Sidoo is the president and CEO of the Vancouver-based East West Petroleum Corporation, and runs a charitable organization. He has received the Queen Elizabeth II Diamond Jubilee Medal and the Order of BC.



joti.grewal@bpdigital.ca

Like us on Facebook and follow us on Twitter

Just Posted

Foundation being built for the new Chemainus library to become a cornerstone of the community

All the services and amenities in keeping with the modern age

Teddy the dog trial postponed for two weeks in Duncan

Defence counsel withdraws due to “personal tragedy”

Caps fall to Wild in game two

Cowichan earns a split in Wenatchee

Caps win game one against Wild

Cowichan draws first blood in Interior semifinal

VIDEO: RCMP ask kids to help name soon-to-be police dogs

13 German shepherd puppies will be born this year

NDP’s Jagmeet Singh steps into the House of Commons, making history

Burnaby South MP becomes first visible minority to lead a federal party in the House of Commons

Reeling Port Alice about to lose its only bank

Scotiabank branch closure follows latest mill setback, bad for business and the elderly

Simard guilty in Vancouver Island double murder

Convicted of two counts of second-degree murder in 2016 killing of Courtenay couple

Crab poaching under cover of darkness earns 10-year commercial fishing ban, vessel seizure

A Cape Mudge resident involved in poaching dungeness crabs in Vancouver Harbour… Continue reading

‘Considerably large’ tractor tire fell and killed 3-year-old girl on B.C. farm

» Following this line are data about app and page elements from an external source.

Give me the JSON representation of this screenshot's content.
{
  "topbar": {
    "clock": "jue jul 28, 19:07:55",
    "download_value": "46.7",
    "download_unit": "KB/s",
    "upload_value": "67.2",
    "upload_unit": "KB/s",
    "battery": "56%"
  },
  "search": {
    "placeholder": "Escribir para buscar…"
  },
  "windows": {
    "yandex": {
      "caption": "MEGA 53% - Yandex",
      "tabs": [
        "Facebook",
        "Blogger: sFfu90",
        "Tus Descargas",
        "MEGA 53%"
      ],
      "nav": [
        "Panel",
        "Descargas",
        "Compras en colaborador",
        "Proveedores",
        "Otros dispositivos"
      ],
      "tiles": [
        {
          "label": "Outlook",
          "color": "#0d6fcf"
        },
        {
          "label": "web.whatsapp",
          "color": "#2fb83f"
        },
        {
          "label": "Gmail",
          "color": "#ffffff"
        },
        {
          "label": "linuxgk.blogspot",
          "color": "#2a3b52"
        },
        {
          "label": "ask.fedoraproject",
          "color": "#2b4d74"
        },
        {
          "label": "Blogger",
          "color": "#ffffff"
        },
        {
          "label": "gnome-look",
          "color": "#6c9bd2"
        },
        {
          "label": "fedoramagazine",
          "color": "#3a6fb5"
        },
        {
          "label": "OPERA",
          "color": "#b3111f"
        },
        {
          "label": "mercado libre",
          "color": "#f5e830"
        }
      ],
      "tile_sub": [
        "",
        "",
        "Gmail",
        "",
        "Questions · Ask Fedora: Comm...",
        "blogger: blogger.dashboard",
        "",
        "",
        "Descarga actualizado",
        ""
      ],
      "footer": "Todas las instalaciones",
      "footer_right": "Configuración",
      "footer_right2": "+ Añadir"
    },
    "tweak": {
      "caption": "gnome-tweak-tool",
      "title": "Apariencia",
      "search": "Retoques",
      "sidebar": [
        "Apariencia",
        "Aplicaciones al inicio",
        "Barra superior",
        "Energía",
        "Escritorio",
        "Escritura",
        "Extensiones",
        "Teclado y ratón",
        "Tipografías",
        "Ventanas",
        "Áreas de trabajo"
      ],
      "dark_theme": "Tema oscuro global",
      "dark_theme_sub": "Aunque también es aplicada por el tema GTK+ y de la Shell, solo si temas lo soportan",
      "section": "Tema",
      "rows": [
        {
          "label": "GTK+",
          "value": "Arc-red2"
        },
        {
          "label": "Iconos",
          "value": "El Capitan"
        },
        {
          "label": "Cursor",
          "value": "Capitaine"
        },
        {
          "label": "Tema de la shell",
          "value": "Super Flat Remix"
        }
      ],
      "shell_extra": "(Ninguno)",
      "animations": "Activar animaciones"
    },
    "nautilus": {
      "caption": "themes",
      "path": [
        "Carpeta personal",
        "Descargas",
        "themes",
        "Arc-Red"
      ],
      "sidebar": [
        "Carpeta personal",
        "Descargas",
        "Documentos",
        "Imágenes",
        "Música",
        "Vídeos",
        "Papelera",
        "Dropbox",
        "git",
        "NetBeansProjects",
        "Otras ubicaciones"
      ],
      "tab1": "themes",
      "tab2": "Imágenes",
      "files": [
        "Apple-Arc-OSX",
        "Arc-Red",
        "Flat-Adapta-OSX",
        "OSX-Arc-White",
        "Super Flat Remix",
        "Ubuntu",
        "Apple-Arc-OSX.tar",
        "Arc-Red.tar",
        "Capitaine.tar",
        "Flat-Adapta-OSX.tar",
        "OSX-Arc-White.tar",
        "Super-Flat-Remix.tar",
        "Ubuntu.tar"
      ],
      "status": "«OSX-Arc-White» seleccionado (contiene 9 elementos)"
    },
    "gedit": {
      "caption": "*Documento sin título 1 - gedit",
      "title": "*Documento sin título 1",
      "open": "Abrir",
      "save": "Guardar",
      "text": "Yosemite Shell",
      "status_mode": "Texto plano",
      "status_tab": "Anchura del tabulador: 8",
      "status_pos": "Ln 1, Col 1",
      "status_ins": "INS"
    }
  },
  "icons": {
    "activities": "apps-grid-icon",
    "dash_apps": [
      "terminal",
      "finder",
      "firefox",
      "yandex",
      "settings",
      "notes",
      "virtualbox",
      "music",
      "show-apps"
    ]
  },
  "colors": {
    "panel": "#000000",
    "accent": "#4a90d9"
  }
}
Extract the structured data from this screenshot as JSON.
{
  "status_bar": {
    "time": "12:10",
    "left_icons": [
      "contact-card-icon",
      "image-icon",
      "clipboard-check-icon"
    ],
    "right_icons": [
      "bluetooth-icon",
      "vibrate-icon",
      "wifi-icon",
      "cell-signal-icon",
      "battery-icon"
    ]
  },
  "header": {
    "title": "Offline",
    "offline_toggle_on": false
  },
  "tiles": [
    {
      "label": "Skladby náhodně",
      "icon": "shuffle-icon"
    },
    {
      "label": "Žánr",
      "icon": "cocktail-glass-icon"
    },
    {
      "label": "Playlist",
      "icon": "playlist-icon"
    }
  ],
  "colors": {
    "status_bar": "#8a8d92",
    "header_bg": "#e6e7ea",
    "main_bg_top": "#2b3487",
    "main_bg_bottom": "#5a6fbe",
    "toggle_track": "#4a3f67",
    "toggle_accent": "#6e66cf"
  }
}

Delta’s deputy fire chief said crews tried to helicopter girl out after a tractor tire leaning against a barn fell onto her

Nearly 40% of British Columbians not taking their medications correctly: poll

Introduction of legal cannabis could cause more issues for drug interactions

Mining company fined $70,000 after two workers killed in B.C. truck crash

Broda Construction pleaded guilty to failing to provide safe workplace at Cranbrook rock quarry

B.C. argues it cannot stop Trans Mountain, but it can protect environment

Alberta Premier Rachel Notley says only Ottawa has the authority to decide what goes in trans-boundary pipelines

Most Read